Exercise: Using the listing that follows, report how many lines include the word "Сделки", and add no other words.

■ ■ ■

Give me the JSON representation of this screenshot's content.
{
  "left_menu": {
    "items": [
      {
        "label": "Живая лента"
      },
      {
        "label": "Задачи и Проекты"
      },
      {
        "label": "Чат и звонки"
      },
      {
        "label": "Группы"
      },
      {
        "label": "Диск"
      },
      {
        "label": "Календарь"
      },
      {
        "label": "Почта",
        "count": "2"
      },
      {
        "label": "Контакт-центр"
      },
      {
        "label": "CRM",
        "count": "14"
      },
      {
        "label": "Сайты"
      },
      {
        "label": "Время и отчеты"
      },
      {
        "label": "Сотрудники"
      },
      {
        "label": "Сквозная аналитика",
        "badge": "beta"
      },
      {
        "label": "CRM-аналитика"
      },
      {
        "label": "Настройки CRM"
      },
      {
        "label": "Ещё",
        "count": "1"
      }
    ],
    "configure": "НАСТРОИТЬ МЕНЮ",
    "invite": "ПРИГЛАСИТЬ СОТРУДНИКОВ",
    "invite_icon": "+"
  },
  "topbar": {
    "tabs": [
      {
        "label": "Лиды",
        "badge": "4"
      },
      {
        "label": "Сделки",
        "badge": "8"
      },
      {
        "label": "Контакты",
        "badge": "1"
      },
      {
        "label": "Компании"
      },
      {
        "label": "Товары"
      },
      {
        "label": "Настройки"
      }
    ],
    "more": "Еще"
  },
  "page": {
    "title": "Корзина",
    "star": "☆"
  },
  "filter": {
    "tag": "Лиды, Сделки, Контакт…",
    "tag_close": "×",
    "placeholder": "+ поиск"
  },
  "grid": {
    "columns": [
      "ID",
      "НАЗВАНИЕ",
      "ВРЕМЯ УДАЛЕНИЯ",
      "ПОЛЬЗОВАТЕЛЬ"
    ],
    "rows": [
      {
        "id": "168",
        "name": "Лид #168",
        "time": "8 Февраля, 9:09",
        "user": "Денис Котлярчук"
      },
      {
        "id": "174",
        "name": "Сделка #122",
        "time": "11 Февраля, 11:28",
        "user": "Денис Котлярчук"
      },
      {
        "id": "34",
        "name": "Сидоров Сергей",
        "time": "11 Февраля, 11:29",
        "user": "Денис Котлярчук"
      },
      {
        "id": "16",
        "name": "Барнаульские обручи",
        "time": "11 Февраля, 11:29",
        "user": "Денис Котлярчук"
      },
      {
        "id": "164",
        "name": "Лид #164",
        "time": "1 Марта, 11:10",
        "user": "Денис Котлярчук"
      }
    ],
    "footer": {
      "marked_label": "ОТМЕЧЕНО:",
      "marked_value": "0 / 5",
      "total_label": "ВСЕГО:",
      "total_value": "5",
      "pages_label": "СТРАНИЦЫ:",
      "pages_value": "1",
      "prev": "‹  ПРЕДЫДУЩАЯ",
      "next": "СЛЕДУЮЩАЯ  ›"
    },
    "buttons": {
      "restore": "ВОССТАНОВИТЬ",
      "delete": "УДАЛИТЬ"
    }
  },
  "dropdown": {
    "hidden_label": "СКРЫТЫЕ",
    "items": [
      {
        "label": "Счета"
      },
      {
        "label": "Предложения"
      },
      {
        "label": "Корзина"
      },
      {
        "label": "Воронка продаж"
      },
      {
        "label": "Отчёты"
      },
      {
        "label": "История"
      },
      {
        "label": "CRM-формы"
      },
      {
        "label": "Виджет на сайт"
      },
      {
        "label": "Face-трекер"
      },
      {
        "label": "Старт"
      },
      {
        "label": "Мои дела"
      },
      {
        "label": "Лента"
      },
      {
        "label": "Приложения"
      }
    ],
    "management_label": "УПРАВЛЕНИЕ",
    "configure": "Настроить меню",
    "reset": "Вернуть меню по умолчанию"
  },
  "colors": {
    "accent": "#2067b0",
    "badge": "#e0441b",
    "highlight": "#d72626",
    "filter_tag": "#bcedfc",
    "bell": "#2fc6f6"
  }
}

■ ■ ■

The completed task: 2